Dr. Simon Lo (10/7/2011 at 10:21 AM)
Very good news. I have been doing day-case PCI since 2002. Finally there is good evidence to support my procedure

Kenneth R Rubin MD MA MHCM FACEP (10/6/2011 at 2:39 PM)
Interestingly, this study reaches the same conclusion as do many previous such studies, that among a [INVALID]ED group of low-risk patients undergoing elective PCI, sameday discharge is safe. In this study, 84% of all patients needing PCI were eliminated from the study cohort on clinical grounds, while only 1.25% of patients were actually discharged on the same day as their PCI. Both Milliman Care Guidelines and the healthcare payer community have conveniently and dangerously generalized 1.25% to mean all patients needing PCI. The vast majority of studies in the evidence-based medical literature, exclude significant percentages of patients from the outpatient PCI study cohorts for safety reasons. Yet, Milliman Care Guidelines and the payer community claim that outpatient PCI is the standard of care for EVERY patient. What we are witnessing is the nearly universal misinterpretation of the evidence-based medical literature, for financial gain of the payer community, at the expense of hospitals, who provide the necessary inpatient level of care for most patients. This study, by Rao et al, in its context statement, says: "Patients undergoing elective percutaneous coronary intervention (PCI) are generally observed overnight in the hospital." Most hospitals do keep patients overnight, not observing, but providing an inpatient level of care, including room-and-board costs, for the sake of patient safety.

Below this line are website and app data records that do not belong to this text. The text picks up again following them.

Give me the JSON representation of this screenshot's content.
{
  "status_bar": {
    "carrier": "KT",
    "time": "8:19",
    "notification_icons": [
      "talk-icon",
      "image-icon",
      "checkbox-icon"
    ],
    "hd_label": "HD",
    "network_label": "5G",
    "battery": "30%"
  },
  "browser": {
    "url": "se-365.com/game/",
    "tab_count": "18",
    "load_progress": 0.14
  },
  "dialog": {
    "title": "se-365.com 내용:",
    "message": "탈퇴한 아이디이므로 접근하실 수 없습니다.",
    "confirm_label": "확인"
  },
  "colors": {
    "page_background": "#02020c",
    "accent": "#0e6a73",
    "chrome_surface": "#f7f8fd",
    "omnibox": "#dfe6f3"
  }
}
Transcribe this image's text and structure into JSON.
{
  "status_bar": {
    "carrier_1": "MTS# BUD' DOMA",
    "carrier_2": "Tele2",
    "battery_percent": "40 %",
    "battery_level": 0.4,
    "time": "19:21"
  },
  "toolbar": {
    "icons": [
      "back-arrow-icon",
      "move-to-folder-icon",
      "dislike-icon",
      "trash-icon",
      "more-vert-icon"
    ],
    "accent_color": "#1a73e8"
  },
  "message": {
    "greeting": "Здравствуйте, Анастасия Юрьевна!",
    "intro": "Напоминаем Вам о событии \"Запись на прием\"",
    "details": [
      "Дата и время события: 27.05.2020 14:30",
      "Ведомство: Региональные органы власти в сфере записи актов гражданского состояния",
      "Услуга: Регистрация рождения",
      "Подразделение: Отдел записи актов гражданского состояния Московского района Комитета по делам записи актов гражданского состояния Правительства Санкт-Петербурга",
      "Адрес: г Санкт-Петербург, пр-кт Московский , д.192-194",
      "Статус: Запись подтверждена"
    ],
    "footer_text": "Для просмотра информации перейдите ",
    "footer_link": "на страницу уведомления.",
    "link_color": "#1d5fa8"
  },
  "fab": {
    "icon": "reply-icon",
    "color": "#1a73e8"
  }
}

Hospitals should be correctly reimbursed for the inpatient level of care, the only prudent and safe manner in which to manage elective PCI in 88.5% of cases. The evidence-based medical literature, such as the present study by Rao et al[INVALID]despite being twisted, perverted, and misinterpreted by the payer community[INVALID]clearly shows outpatient PCI to be UNSAFE for the vast majority of patients. Do not allow the payers to make a travesty of the evidence-based medical literature. Kenneth R. Rubin, MD, MA, MHCM, FACEP Physician Advisor, St. Francis Hospital-The Heart Center